:: Task ::
Are you able to retype all the records below exactly?

:: Exercise materials ::
_ _ _ _ _

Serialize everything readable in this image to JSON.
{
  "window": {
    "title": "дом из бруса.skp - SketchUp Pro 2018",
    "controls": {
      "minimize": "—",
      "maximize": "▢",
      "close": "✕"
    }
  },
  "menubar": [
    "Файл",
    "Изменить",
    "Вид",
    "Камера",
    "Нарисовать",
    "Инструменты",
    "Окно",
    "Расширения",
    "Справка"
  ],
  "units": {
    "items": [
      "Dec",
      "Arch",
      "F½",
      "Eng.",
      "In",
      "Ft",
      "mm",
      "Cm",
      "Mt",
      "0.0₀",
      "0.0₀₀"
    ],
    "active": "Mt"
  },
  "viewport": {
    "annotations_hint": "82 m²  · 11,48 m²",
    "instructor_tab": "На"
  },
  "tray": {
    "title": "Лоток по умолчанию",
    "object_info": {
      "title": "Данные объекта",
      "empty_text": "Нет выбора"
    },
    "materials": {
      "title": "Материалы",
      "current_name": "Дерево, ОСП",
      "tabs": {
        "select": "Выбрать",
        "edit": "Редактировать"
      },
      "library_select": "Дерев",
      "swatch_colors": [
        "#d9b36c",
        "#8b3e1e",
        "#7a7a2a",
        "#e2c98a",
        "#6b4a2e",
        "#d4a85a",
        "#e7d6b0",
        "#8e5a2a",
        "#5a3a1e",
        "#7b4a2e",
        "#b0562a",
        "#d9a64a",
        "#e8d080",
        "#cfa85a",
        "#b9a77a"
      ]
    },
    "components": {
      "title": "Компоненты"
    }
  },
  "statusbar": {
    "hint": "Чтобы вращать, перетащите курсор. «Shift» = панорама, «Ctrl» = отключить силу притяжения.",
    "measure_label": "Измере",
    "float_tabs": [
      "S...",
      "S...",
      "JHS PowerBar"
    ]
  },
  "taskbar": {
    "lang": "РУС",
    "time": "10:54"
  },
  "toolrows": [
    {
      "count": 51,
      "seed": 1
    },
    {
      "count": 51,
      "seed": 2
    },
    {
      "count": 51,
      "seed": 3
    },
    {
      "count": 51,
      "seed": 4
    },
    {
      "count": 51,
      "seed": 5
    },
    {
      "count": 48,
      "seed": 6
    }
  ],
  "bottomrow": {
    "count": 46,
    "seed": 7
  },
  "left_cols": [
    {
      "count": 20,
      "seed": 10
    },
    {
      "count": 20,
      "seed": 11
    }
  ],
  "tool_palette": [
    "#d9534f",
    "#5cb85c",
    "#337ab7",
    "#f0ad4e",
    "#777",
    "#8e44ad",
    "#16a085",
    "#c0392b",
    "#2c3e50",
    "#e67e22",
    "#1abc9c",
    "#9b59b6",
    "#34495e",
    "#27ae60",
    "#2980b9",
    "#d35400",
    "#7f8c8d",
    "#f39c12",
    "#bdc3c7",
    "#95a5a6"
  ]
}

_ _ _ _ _

:: Exercise response ::
Serialize everything readable in this image to JSON.
{
  "window": {
    "title": "дом из бруса.skp - SketchUp Pro 2018",
    "controls": {
      "minimize": "—",
      "maximize": "▢",
      "close": "✕"
    }
  },
  "menubar": [
    "Файл",
    "Изменить",
    "Вид",
    "Камера",
    "Нарисовать",
    "Инструменты",
    "Окно",
    "Расширения",
    "Справка"
  ],
  "units": {
    "items": [
      "Dec",
      "Arch",
      "F½",
      "Eng.",
      "In",
      "Ft",
      "mm",
      "Cm",
      "Mt",
      "0.0₀",
      "0.0₀₀"
    ],
    "active": "Mt"
  },
  "viewport": {
    "annotations_hint": "82 m²  · 11,48 m²",
    "instructor_tab": "На"
  },
  "tray": {
    "title": "Лоток по умолчанию",
    "object_info": {
      "title": "Данные объекта",
      "empty_text": "Нет выбора"
    },
    "materials": {
      "title": "Материалы",
      "current_name": "Дерево, ОСП",
      "tabs": {
        "select": "Выбрать",
        "edit": "Редактировать"
      },
      "library_select": "Дерев",
      "swatch_colors": [
        "#d9b36c",
        "#8b3e1e",
        "#7a7a2a",
        "#e2c98a",
        "#6b4a2e",
        "#d4a85a",
        "#e7d6b0",
        "#8e5a2a",
        "#5a3a1e",
        "#7b4a2e",
        "#b0562a",
        "#d9a64a",
        "#e8d080",
        "#cfa85a",
        "#b9a77a"
      ]
    },
    "components": {
      "title": "Компоненты"
    }
  },
  "statusbar": {
    "hint": "Чтобы вращать, перетащите курсор. «Shift» = панорама, «Ctrl» = отключить силу притяжения.",
    "measure_label": "Измере",
    "float_tabs": [
      "S...",
      "S...",
      "JHS PowerBar"
    ]
  },
  "taskbar": {
    "lang": "РУС",
    "time": "10:54"
  },
  "toolrows": [
    {
      "count": 51,
      "seed": 1
    },
    {
      "count": 51,
      "seed": 2
    },
    {
      "count": 51,
      "seed": 3
    },
    {
      "count": 51,
      "seed": 4
    },
    {
      "count": 51,
      "seed": 5
    },
    {
      "count": 48,
      "seed": 6
    }
  ],
  "bottomrow": {
    "count": 46,
    "seed": 7
  },
  "left_cols": [
    {
      "count": 20,
      "seed": 10
    },
    {
      "count": 20,
      "seed": 11
    }
  ],
  "tool_palette": [
    "#d9534f",
    "#5cb85c",
    "#337ab7",
    "#f0ad4e",
    "#777",
    "#8e44ad",
    "#16a085",
    "#c0392b",
    "#2c3e50",
    "#e67e22",
    "#1abc9c",
    "#9b59b6",
    "#34495e",
    "#27ae60",
    "#2980b9",
    "#d35400",
    "#7f8c8d",
    "#f39c12",
    "#bdc3c7",
    "#95a5a6"
  ]
}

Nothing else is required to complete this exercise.